- **Task brief**: Each line of the records that holds the word "true" should be copied out.

Excerpts from an interface dataset
+ + + +
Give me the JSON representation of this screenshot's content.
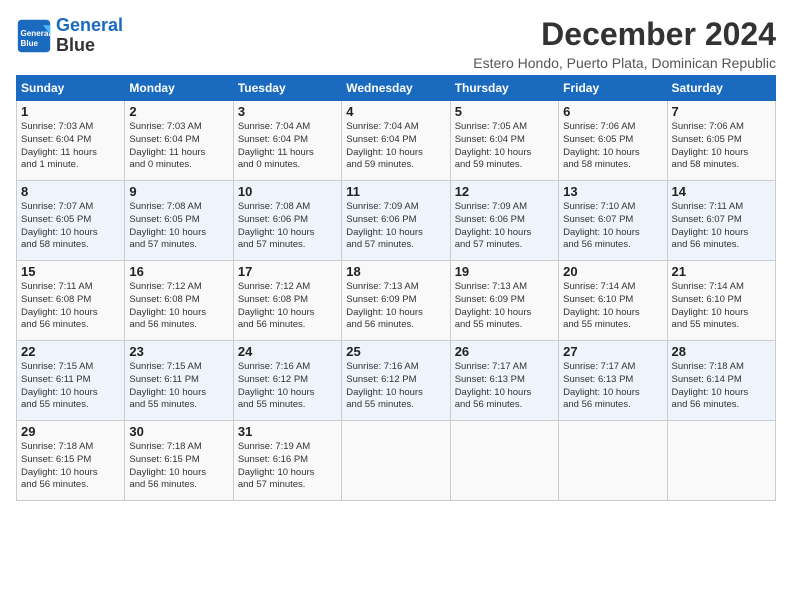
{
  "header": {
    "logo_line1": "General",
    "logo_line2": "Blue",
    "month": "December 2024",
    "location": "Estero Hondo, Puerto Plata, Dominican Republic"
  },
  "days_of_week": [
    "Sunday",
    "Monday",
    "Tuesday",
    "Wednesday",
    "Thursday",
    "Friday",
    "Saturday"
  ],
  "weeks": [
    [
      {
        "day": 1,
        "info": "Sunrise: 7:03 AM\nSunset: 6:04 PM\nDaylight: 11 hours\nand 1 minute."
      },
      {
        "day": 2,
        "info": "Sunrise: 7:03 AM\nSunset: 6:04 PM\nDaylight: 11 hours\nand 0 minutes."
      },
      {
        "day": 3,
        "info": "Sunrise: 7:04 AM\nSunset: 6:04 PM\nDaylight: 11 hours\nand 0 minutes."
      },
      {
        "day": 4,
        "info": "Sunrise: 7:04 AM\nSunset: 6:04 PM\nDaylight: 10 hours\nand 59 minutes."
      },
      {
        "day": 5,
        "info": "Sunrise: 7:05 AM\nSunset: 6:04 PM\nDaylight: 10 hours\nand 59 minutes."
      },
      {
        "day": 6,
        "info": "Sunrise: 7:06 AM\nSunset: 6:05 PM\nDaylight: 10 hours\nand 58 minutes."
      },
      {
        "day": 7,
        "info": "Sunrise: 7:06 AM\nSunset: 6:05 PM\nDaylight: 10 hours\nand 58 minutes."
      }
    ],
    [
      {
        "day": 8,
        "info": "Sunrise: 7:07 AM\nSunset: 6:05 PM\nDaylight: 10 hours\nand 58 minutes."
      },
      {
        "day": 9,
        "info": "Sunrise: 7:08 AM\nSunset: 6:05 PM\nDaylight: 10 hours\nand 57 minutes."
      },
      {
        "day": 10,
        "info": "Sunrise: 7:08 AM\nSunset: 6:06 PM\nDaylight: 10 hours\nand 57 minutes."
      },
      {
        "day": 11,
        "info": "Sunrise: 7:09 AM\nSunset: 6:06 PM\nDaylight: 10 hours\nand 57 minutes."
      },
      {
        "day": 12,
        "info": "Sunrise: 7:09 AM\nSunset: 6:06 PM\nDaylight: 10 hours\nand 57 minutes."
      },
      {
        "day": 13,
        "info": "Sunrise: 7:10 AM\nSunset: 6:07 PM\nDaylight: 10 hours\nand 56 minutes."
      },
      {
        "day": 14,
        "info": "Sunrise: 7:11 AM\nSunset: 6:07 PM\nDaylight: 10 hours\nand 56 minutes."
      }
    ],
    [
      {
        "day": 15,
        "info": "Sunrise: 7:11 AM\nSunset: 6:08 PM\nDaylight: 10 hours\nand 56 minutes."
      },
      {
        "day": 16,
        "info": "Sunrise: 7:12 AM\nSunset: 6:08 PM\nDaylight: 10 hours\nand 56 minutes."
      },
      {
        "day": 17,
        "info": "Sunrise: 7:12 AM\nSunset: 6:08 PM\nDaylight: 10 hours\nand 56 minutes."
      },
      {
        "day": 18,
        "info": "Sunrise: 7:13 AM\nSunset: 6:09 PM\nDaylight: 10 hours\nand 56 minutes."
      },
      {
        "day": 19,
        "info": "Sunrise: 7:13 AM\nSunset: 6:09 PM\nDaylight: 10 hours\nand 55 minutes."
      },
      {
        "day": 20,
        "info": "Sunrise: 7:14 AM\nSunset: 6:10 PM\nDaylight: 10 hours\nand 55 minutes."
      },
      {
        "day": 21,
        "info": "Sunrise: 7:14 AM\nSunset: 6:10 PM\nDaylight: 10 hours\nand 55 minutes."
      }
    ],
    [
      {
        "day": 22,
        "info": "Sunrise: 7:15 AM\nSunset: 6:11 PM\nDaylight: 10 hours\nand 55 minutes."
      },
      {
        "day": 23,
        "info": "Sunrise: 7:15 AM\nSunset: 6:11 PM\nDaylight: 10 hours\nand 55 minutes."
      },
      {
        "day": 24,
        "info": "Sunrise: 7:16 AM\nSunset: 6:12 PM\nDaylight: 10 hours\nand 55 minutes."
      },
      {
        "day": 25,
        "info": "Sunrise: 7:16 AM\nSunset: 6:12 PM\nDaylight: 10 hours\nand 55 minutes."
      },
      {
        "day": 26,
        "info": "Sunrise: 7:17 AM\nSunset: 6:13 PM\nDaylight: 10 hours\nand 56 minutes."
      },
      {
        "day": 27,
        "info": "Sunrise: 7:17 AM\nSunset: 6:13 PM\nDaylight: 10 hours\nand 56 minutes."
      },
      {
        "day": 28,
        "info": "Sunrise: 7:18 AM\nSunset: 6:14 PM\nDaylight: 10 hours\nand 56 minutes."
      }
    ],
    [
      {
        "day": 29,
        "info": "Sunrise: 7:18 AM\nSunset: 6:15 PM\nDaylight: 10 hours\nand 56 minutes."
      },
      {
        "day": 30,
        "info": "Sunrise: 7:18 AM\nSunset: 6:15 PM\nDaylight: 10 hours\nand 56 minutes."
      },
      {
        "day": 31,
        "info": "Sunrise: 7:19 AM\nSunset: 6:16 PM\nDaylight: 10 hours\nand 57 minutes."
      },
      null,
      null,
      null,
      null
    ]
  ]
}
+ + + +
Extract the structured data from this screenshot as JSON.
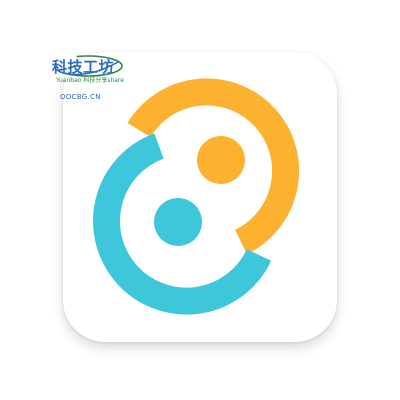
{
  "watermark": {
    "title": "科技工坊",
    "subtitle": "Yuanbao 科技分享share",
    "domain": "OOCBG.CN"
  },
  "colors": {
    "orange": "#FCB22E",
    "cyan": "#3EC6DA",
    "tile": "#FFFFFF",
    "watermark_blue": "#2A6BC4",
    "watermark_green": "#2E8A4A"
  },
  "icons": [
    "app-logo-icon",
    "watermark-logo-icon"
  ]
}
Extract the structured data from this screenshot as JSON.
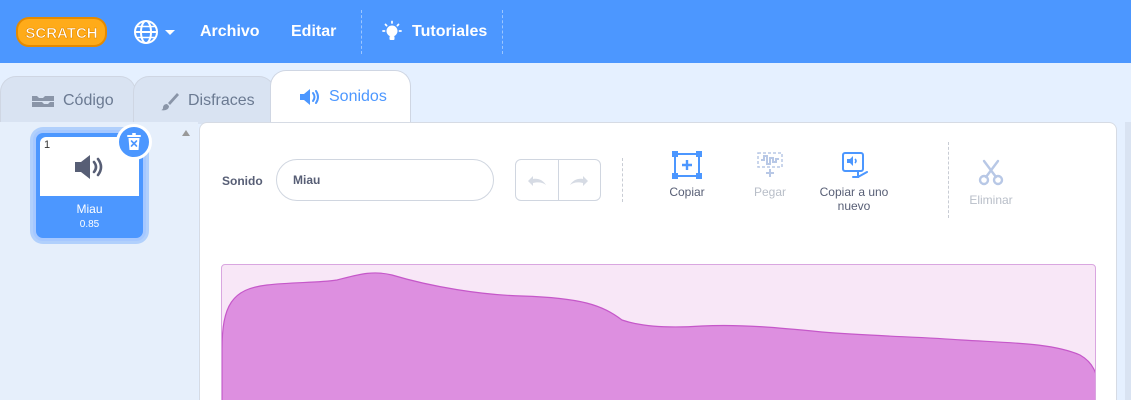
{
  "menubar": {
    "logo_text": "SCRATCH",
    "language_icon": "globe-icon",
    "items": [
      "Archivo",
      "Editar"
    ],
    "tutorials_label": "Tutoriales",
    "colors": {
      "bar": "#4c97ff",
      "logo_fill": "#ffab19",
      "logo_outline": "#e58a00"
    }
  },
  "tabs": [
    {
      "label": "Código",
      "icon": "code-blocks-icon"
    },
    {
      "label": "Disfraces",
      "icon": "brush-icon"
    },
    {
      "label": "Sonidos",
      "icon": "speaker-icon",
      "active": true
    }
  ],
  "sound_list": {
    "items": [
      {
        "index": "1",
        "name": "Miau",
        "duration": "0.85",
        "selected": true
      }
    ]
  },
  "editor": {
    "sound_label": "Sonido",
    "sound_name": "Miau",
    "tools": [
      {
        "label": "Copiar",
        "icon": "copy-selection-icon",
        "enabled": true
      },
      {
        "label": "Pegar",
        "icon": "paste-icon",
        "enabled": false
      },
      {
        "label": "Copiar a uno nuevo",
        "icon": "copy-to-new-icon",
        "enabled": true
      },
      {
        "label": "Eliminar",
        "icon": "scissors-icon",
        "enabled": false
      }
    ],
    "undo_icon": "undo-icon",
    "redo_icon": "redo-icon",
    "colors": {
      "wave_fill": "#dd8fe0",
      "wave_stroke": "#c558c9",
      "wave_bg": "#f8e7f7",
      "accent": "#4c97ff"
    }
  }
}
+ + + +
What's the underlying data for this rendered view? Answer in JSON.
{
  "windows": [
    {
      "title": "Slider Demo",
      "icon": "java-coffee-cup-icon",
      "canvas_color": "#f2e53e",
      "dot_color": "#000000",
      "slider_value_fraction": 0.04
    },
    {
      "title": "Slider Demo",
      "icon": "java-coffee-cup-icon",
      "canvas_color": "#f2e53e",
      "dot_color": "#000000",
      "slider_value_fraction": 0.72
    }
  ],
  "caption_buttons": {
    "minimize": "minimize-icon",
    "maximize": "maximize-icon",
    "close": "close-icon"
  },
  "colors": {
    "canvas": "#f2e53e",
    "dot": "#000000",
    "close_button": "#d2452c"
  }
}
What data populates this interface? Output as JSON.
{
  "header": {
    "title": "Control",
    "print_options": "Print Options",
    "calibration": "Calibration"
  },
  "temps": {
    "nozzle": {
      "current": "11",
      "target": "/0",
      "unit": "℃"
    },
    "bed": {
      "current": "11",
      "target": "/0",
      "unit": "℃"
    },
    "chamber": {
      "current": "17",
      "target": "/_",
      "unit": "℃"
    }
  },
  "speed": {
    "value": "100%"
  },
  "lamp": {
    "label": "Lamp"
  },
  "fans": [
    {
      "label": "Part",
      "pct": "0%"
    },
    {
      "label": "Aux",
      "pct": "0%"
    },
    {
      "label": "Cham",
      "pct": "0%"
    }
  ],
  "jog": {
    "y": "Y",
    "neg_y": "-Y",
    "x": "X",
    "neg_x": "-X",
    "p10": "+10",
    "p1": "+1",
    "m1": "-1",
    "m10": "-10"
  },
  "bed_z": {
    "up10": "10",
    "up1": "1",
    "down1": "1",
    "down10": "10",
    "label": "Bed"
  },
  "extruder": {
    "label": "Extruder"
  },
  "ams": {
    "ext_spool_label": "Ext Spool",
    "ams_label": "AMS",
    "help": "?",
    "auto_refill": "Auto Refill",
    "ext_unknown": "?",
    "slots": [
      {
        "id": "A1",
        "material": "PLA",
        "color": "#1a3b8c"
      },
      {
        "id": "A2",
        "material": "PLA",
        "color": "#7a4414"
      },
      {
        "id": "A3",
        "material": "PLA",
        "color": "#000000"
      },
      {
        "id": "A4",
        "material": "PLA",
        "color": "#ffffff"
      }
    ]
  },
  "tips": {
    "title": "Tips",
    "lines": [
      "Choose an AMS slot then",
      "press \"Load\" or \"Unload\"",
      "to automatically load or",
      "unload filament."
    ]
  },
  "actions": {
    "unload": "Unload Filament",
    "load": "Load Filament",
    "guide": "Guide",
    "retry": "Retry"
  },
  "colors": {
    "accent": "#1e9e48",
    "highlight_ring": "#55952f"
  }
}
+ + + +
- **Your response**:
      "active": true
        "selected": true
        "enabled": true
        "enabled": true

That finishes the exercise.